DATASET CONTENT ::

******

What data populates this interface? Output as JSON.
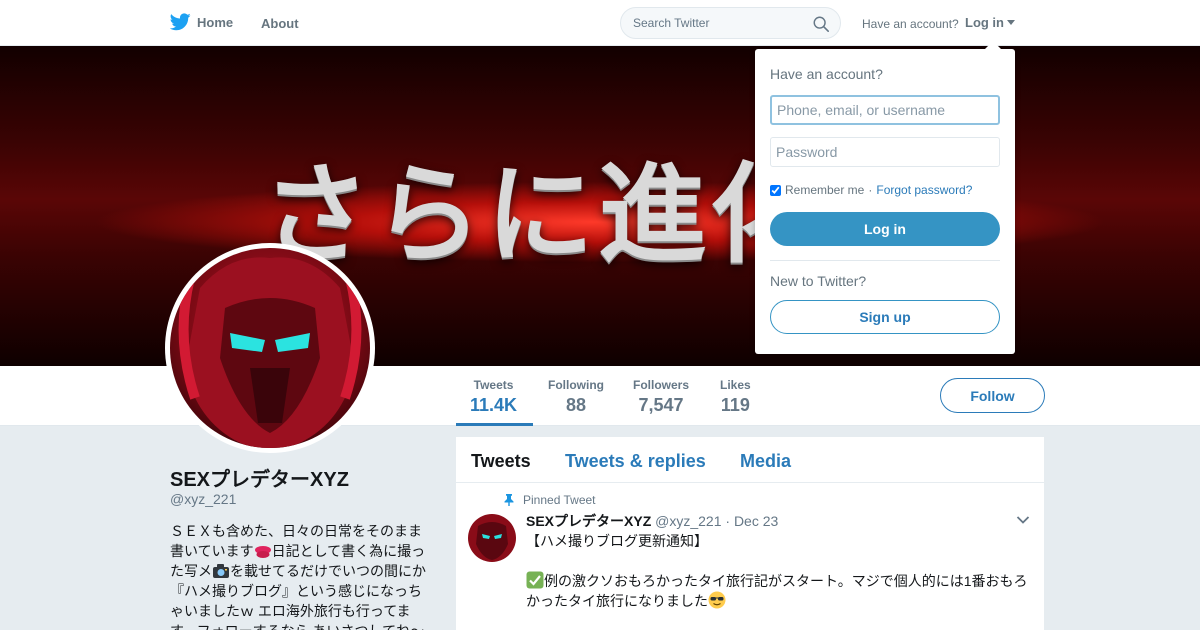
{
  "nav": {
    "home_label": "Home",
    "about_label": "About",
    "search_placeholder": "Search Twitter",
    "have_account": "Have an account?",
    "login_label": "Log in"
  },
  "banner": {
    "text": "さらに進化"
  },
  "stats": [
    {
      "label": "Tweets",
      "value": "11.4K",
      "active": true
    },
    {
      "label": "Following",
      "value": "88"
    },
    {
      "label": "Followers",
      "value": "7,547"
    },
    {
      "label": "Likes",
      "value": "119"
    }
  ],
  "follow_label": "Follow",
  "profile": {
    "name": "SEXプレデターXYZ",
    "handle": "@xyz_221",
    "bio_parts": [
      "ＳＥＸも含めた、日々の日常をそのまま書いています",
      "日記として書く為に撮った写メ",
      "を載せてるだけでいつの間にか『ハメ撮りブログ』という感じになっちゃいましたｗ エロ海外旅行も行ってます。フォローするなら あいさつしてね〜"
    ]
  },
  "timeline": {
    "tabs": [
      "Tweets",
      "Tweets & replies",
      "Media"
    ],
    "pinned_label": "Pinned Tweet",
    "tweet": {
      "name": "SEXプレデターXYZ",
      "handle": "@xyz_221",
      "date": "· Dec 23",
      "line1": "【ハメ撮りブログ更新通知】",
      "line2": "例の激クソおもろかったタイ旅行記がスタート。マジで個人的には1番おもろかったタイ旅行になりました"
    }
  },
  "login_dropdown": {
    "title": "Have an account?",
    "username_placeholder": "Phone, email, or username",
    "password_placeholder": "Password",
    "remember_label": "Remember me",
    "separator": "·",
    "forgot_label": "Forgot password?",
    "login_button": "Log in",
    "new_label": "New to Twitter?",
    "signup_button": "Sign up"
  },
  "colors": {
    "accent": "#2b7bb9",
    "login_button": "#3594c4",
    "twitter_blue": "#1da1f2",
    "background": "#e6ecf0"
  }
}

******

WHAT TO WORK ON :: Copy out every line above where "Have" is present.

ANSWER TO THIS EXERCISE ::
    "have_account": "Have an account?",
    "title": "Have an account?",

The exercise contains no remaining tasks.